Ever since the introduction of social media, bookmarking stuff on the internet has seemingly become irrelevant. Of course the physical act of bookmarking websites hasn’t gone away, you probably have the equivalent of an Amazon warehouse of orphan webpages sitting in a dusty folder in your web browser somewhere. We find cool things on the web and we want to come back to them someday, so we add a bookmark to that page and then seemingly never revisit or speak of them again.
Social media has only accelerated the bookmark’s demise. Now instead of a Google result or a blog opening us up to the wonders of the web, our friends and family serve up an infinite buffet of news-oriented content and saccharine self-actualizing quizzes (which Pokemon do YOU look like?), and even worse, memes. We only have so much bandwidth in our digital day and Facebook makes consuming content so easy and rewarding, the art of actually discovering cool shit in the dank dark corners of the world wide web now eludes us.
The early days of the internet, or more accurately, the period of the time when the internet was known as the “world wide web” (roughly from about 1990 to 1999) the art of accidental discovery was abundantly practiced. Part of this had to do with search engine technology being in its infancy and not yet having the ability to know exactly what you’re trying to find (presenting you sites which fall way outside of your narrow filter bubble, an impenetrable force field of knowledge that Google now so lovingly cultivates), but an even larger excuse for why everything on the web felt so fresh and exciting back then had to do with people purposing technology and the internet in new and previously inconceivable ways. You couldn’t shake your mouse without running into a surreal web rabbit hole like Superbad or an internet-controlled robotic arm planting a flower garden.

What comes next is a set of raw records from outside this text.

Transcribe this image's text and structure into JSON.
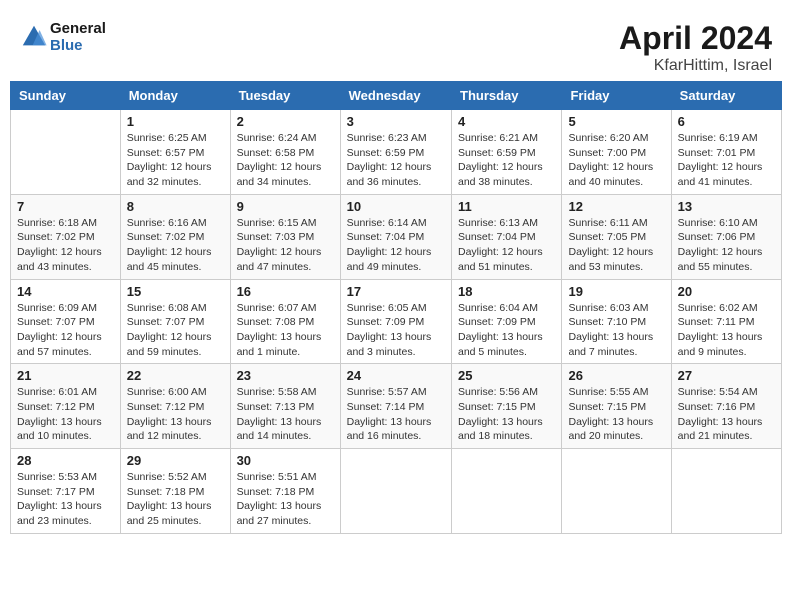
{
  "logo": {
    "line1": "General",
    "line2": "Blue"
  },
  "title": "April 2024",
  "subtitle": "KfarHittim, Israel",
  "days_of_week": [
    "Sunday",
    "Monday",
    "Tuesday",
    "Wednesday",
    "Thursday",
    "Friday",
    "Saturday"
  ],
  "weeks": [
    [
      {
        "num": "",
        "info": ""
      },
      {
        "num": "1",
        "info": "Sunrise: 6:25 AM\nSunset: 6:57 PM\nDaylight: 12 hours\nand 32 minutes."
      },
      {
        "num": "2",
        "info": "Sunrise: 6:24 AM\nSunset: 6:58 PM\nDaylight: 12 hours\nand 34 minutes."
      },
      {
        "num": "3",
        "info": "Sunrise: 6:23 AM\nSunset: 6:59 PM\nDaylight: 12 hours\nand 36 minutes."
      },
      {
        "num": "4",
        "info": "Sunrise: 6:21 AM\nSunset: 6:59 PM\nDaylight: 12 hours\nand 38 minutes."
      },
      {
        "num": "5",
        "info": "Sunrise: 6:20 AM\nSunset: 7:00 PM\nDaylight: 12 hours\nand 40 minutes."
      },
      {
        "num": "6",
        "info": "Sunrise: 6:19 AM\nSunset: 7:01 PM\nDaylight: 12 hours\nand 41 minutes."
      }
    ],
    [
      {
        "num": "7",
        "info": "Sunrise: 6:18 AM\nSunset: 7:02 PM\nDaylight: 12 hours\nand 43 minutes."
      },
      {
        "num": "8",
        "info": "Sunrise: 6:16 AM\nSunset: 7:02 PM\nDaylight: 12 hours\nand 45 minutes."
      },
      {
        "num": "9",
        "info": "Sunrise: 6:15 AM\nSunset: 7:03 PM\nDaylight: 12 hours\nand 47 minutes."
      },
      {
        "num": "10",
        "info": "Sunrise: 6:14 AM\nSunset: 7:04 PM\nDaylight: 12 hours\nand 49 minutes."
      },
      {
        "num": "11",
        "info": "Sunrise: 6:13 AM\nSunset: 7:04 PM\nDaylight: 12 hours\nand 51 minutes."
      },
      {
        "num": "12",
        "info": "Sunrise: 6:11 AM\nSunset: 7:05 PM\nDaylight: 12 hours\nand 53 minutes."
      },
      {
        "num": "13",
        "info": "Sunrise: 6:10 AM\nSunset: 7:06 PM\nDaylight: 12 hours\nand 55 minutes."
      }
    ],
    [
      {
        "num": "14",
        "info": "Sunrise: 6:09 AM\nSunset: 7:07 PM\nDaylight: 12 hours\nand 57 minutes."
      },
      {
        "num": "15",
        "info": "Sunrise: 6:08 AM\nSunset: 7:07 PM\nDaylight: 12 hours\nand 59 minutes."
      },
      {
        "num": "16",
        "info": "Sunrise: 6:07 AM\nSunset: 7:08 PM\nDaylight: 13 hours\nand 1 minute."
      },
      {
        "num": "17",
        "info": "Sunrise: 6:05 AM\nSunset: 7:09 PM\nDaylight: 13 hours\nand 3 minutes."
      },
      {
        "num": "18",
        "info": "Sunrise: 6:04 AM\nSunset: 7:09 PM\nDaylight: 13 hours\nand 5 minutes."
      },
      {
        "num": "19",
        "info": "Sunrise: 6:03 AM\nSunset: 7:10 PM\nDaylight: 13 hours\nand 7 minutes."
      },
      {
        "num": "20",
        "info": "Sunrise: 6:02 AM\nSunset: 7:11 PM\nDaylight: 13 hours\nand 9 minutes."
      }
    ],
    [
      {
        "num": "21",
        "info": "Sunrise: 6:01 AM\nSunset: 7:12 PM\nDaylight: 13 hours\nand 10 minutes."
      },
      {
        "num": "22",
        "info": "Sunrise: 6:00 AM\nSunset: 7:12 PM\nDaylight: 13 hours\nand 12 minutes."
      },
      {
        "num": "23",
        "info": "Sunrise: 5:58 AM\nSunset: 7:13 PM\nDaylight: 13 hours\nand 14 minutes."
      },
      {
        "num": "24",
        "info": "Sunrise: 5:57 AM\nSunset: 7:14 PM\nDaylight: 13 hours\nand 16 minutes."
      },
      {
        "num": "25",
        "info": "Sunrise: 5:56 AM\nSunset: 7:15 PM\nDaylight: 13 hours\nand 18 minutes."
      },
      {
        "num": "26",
        "info": "Sunrise: 5:55 AM\nSunset: 7:15 PM\nDaylight: 13 hours\nand 20 minutes."
      },
      {
        "num": "27",
        "info": "Sunrise: 5:54 AM\nSunset: 7:16 PM\nDaylight: 13 hours\nand 21 minutes."
      }
    ],
    [
      {
        "num": "28",
        "info": "Sunrise: 5:53 AM\nSunset: 7:17 PM\nDaylight: 13 hours\nand 23 minutes."
      },
      {
        "num": "29",
        "info": "Sunrise: 5:52 AM\nSunset: 7:18 PM\nDaylight: 13 hours\nand 25 minutes."
      },
      {
        "num": "30",
        "info": "Sunrise: 5:51 AM\nSunset: 7:18 PM\nDaylight: 13 hours\nand 27 minutes."
      },
      {
        "num": "",
        "info": ""
      },
      {
        "num": "",
        "info": ""
      },
      {
        "num": "",
        "info": ""
      },
      {
        "num": "",
        "info": ""
      }
    ]
  ]
}
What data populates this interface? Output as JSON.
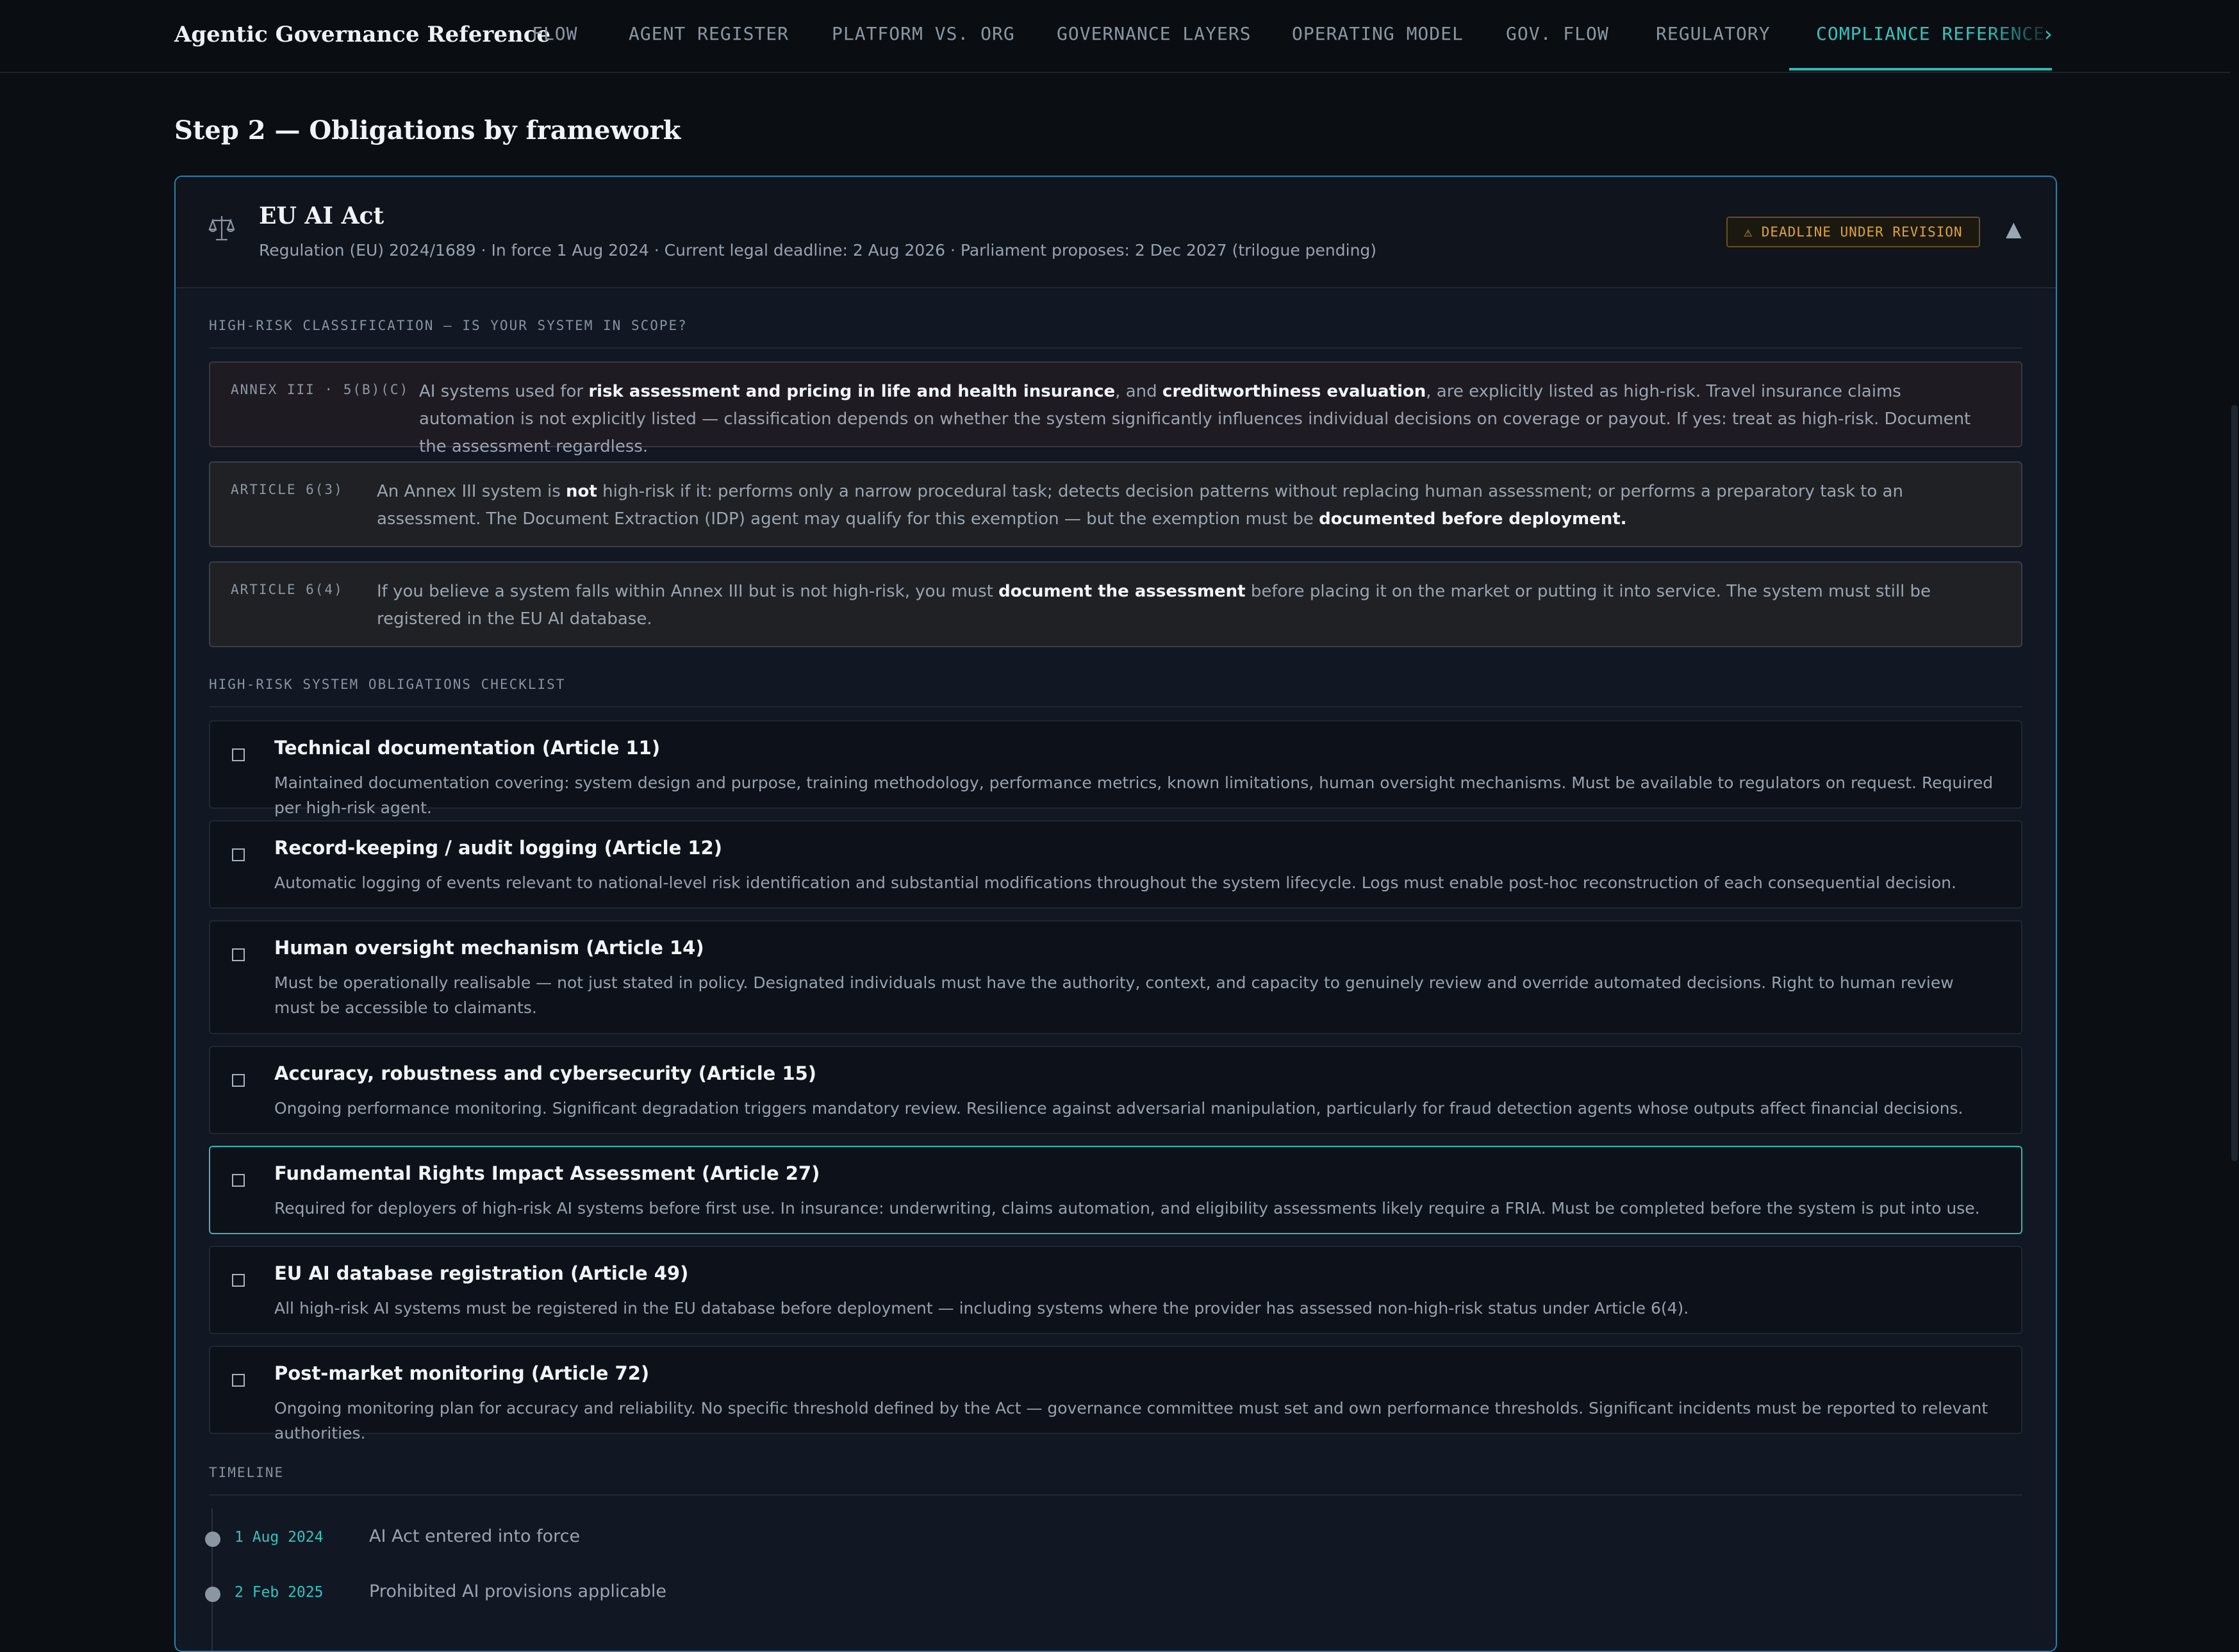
{
  "app": {
    "title": "Agentic Governance Reference"
  },
  "nav": {
    "tabs": [
      "FLOW",
      "AGENT REGISTER",
      "PLATFORM VS. ORG",
      "GOVERNANCE LAYERS",
      "OPERATING MODEL",
      "GOV. FLOW",
      "REGULATORY",
      "COMPLIANCE REFERENCE"
    ],
    "active_tab": "COMPLIANCE REFERENCE",
    "next_glyph": "›"
  },
  "page": {
    "step_title": "Step 2 — Obligations by framework"
  },
  "framework": {
    "name": "EU AI Act",
    "subtitle": "Regulation (EU) 2024/1689 · In force 1 Aug 2024 · Current legal deadline: 2 Aug 2026 · Parliament proposes: 2 Dec 2027 (trilogue pending)",
    "badge": "⚠ DEADLINE UNDER REVISION",
    "collapse_glyph": "▲",
    "icon": "scales-icon"
  },
  "classification": {
    "label": "HIGH-RISK CLASSIFICATION — IS YOUR SYSTEM IN SCOPE?",
    "notes": [
      {
        "tag": "ANNEX III · 5(B)(C)",
        "parts": [
          {
            "t": "AI systems used for "
          },
          {
            "t": "risk assessment and pricing in life and health insurance",
            "b": true
          },
          {
            "t": ", and "
          },
          {
            "t": "creditworthiness evaluation",
            "b": true
          },
          {
            "t": ", are explicitly listed as high-risk. Travel insurance claims automation is not explicitly listed — classification depends on whether the system significantly influences individual decisions on coverage or payout. If yes: treat as high-risk. Document the assessment regardless."
          }
        ]
      },
      {
        "tag": "ARTICLE 6(3)",
        "parts": [
          {
            "t": "An Annex III system is "
          },
          {
            "t": "not",
            "b": true
          },
          {
            "t": " high-risk if it: performs only a narrow procedural task; detects decision patterns without replacing human assessment; or performs a preparatory task to an assessment. The Document Extraction (IDP) agent may qualify for this exemption — but the exemption must be "
          },
          {
            "t": "documented before deployment.",
            "b": true
          }
        ]
      },
      {
        "tag": "ARTICLE 6(4)",
        "parts": [
          {
            "t": "If you believe a system falls within Annex III but is not high-risk, you must "
          },
          {
            "t": "document the assessment",
            "b": true
          },
          {
            "t": " before placing it on the market or putting it into service. The system must still be registered in the EU AI database."
          }
        ]
      }
    ]
  },
  "checklist": {
    "label": "HIGH-RISK SYSTEM OBLIGATIONS CHECKLIST",
    "items": [
      {
        "title": "Technical documentation (Article 11)",
        "desc": "Maintained documentation covering: system design and purpose, training methodology, performance metrics, known limitations, human oversight mechanisms. Must be available to regulators on request. Required per high-risk agent.",
        "checked": false
      },
      {
        "title": "Record-keeping / audit logging (Article 12)",
        "desc": "Automatic logging of events relevant to national-level risk identification and substantial modifications throughout the system lifecycle. Logs must enable post-hoc reconstruction of each consequential decision.",
        "checked": false
      },
      {
        "title": "Human oversight mechanism (Article 14)",
        "desc": "Must be operationally realisable — not just stated in policy. Designated individuals must have the authority, context, and capacity to genuinely review and override automated decisions. Right to human review must be accessible to claimants.",
        "checked": false
      },
      {
        "title": "Accuracy, robustness and cybersecurity (Article 15)",
        "desc": "Ongoing performance monitoring. Significant degradation triggers mandatory review. Resilience against adversarial manipulation, particularly for fraud detection agents whose outputs affect financial decisions.",
        "checked": false
      },
      {
        "title": "Fundamental Rights Impact Assessment (Article 27)",
        "desc": "Required for deployers of high-risk AI systems before first use. In insurance: underwriting, claims automation, and eligibility assessments likely require a FRIA. Must be completed before the system is put into use.",
        "checked": false
      },
      {
        "title": "EU AI database registration (Article 49)",
        "desc": "All high-risk AI systems must be registered in the EU database before deployment — including systems where the provider has assessed non-high-risk status under Article 6(4).",
        "checked": false
      },
      {
        "title": "Post-market monitoring (Article 72)",
        "desc": "Ongoing monitoring plan for accuracy and reliability. No specific threshold defined by the Act — governance committee must set and own performance thresholds. Significant incidents must be reported to relevant authorities.",
        "checked": false
      }
    ]
  },
  "timeline": {
    "label": "TIMELINE",
    "events": [
      {
        "date": "1 Aug 2024",
        "text": "AI Act entered into force"
      },
      {
        "date": "2 Feb 2025",
        "text": "Prohibited AI provisions applicable"
      }
    ]
  },
  "colors": {
    "background": "#0b0f14",
    "accent": "#35c3bd",
    "warning": "#e0a23a",
    "card_border": "#2e7fa6"
  }
}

It’s no mistake that the first web browsers and search engines used the metaphor of intrepid discovery as part of their marketing (Netscape, Internet Explorer, Excite!). Apple still kind of does it with their web browser, Safari, but like most things Apple does, the rest of the world has moved years ago to more timely ideas. When you came across something you felt was awesome and truly worthwhile on the web, you’d save it and probably tell your friends about it somehow. This was what actually inspired the earliest blogs and “social” services on the web (Boing Boing’s website spawned from this primordial ooze, as did social bookmarking sites like del.icio.us)
But now, we don’t discover much of anything online anymore. And the tragedy is that today, right now, right this very second, it is the most fruitful time ever for content on the web. There has never been a better time in the entire history of the internet than right now to search, find, and share your bizarre website bounties with others. I’m not entirely up to date on the numbers, so in lieu of that I’ll make something up, but the web continues to grow and churn out new content at an exponential rate, roughly doubling in size every single day. There is a vast wealth of ephemeral crap out there and you’re missing out! Break out of your Instagram and Youtube walled gardens and seek out that real authentic web shit!
I want to bring back the blogroll. I want to make social bookmarking, or whatever the concept would be considered these days, cool again. I want to do it in the spirit of discovery and fun and be continually amazed at the amount of awe-inspiring stuff out there on the net. Sharing bookmarks isn’t a bulletproof art form, websites cease operations and go offline all the time (and the dead links that come with it), but in some ways that’s part of the discovery, right? Part of capturing ephemera is that it, by definition, won’t be there after a while.
I’m not 100% sure how I’m going to reconcile or manage such a list of personal bookmarks (it would be nice after all to indicate which links work, which links are dead, which links I visit frequently, etc), but I’m going to cull from my overflowing disarray of internet bookmarks (both current and from sites past) and share them somewhere in my About section.This page was last updated on November 29, 2017.